Segment Open
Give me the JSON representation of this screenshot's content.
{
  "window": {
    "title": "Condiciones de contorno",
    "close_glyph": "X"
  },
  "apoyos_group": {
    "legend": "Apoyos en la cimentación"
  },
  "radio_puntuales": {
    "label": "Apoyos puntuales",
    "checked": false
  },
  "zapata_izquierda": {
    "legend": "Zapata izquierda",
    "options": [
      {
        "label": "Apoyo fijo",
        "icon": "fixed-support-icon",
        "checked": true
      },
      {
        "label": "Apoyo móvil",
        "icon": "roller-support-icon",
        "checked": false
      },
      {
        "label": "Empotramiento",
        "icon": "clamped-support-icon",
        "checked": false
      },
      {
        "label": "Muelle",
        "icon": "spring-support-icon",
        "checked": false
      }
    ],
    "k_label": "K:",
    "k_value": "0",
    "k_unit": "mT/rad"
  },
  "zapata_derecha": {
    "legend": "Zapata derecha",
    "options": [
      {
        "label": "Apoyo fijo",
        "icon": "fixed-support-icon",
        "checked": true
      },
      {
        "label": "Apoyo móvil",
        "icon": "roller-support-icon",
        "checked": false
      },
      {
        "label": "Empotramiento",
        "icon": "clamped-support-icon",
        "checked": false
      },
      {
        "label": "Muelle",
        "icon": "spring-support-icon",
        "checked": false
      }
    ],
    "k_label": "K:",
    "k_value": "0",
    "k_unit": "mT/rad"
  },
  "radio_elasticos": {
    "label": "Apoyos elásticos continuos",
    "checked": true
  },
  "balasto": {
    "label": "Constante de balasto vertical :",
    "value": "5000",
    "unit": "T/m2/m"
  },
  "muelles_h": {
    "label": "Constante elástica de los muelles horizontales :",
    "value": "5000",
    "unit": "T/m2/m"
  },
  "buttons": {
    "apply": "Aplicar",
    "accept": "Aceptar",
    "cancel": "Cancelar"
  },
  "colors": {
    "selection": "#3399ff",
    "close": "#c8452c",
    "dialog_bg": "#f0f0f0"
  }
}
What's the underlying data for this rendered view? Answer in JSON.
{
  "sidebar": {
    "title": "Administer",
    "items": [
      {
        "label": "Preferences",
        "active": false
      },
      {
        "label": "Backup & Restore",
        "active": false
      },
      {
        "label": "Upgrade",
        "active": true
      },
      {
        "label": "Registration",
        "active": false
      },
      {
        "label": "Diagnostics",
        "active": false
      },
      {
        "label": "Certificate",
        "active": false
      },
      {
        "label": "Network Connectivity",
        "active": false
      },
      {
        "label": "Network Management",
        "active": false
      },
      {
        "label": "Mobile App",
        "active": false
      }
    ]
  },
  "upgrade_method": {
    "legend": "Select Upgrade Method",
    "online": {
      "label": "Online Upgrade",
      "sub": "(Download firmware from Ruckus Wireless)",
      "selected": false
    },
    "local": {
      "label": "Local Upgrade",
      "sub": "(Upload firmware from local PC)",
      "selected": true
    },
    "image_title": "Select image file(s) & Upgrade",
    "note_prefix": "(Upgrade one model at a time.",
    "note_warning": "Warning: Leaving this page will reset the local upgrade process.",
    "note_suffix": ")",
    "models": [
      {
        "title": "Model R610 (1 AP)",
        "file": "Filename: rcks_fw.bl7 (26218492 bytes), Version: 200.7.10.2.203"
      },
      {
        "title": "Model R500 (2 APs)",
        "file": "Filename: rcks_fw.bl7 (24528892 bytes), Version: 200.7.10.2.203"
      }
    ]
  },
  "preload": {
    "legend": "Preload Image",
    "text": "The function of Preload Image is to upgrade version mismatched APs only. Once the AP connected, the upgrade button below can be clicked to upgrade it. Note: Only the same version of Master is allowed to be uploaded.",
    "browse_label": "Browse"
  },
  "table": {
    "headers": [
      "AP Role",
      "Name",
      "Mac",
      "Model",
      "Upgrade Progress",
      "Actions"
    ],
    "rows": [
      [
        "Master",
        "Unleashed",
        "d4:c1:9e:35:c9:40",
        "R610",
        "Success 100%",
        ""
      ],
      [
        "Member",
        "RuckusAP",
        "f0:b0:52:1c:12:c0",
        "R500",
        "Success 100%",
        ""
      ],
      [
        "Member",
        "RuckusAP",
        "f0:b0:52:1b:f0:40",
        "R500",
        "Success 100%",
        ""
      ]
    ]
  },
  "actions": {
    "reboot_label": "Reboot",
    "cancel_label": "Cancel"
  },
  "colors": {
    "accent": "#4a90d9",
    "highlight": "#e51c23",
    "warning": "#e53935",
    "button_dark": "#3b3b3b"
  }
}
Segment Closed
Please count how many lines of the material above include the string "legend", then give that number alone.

▶ **Answer to the exercise**
5